━━━━━ EXERCISE DATA
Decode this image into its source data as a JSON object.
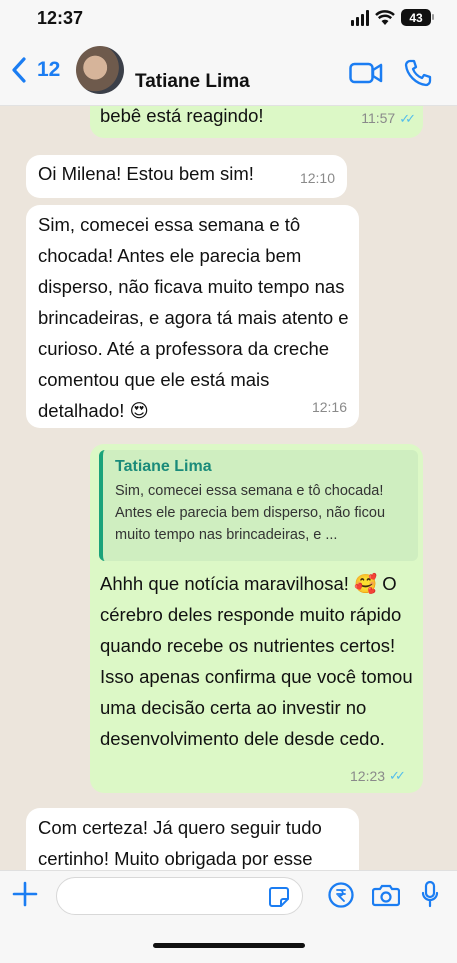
{
  "status": {
    "time": "12:37",
    "battery": "43"
  },
  "header": {
    "back_count": "12",
    "contact_name": "Tatiane Lima"
  },
  "messages": [
    {
      "dir": "out",
      "text": "bebê está reagindo!",
      "time": "11:57",
      "read": true
    },
    {
      "dir": "in",
      "text": "Oi Milena! Estou bem sim!",
      "time": "12:10"
    },
    {
      "dir": "in",
      "text": "Sim, comecei essa semana e tô chocada! Antes ele parecia bem disperso, não ficava muito tempo nas brincadeiras, e agora tá mais atento e curioso. Até a professora da creche comentou que ele está mais detalhado! 😍",
      "time": "12:16"
    },
    {
      "dir": "out",
      "quote": {
        "name": "Tatiane Lima",
        "text": "Sim, comecei essa semana e tô chocada! Antes ele parecia bem disperso, não ficou muito tempo nas brincadeiras, e ..."
      },
      "text": "Ahhh que notícia maravilhosa! 🥰 O cérebro deles responde muito rápido quando recebe os nutrientes certos! Isso apenas confirma que você tomou uma decisão certa ao investir no desenvolvimento dele desde cedo.",
      "time": "12:23",
      "read": true
    },
    {
      "dir": "in",
      "text": "Com certeza! Já quero seguir tudo certinho! Muito obrigada por esse"
    }
  ],
  "colors": {
    "accent": "#1b7df2",
    "outgoing": "#dcf8c6",
    "incoming": "#ffffff",
    "read_ticks": "#53bdeb"
  },
  "input": {
    "placeholder": ""
  }
}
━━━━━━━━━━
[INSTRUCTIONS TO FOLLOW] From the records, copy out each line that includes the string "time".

[OUTPUT]
    "time": "12:37",
      "time": "11:57",
      "time": "12:10"
      "time": "12:16"
      "time": "12:23",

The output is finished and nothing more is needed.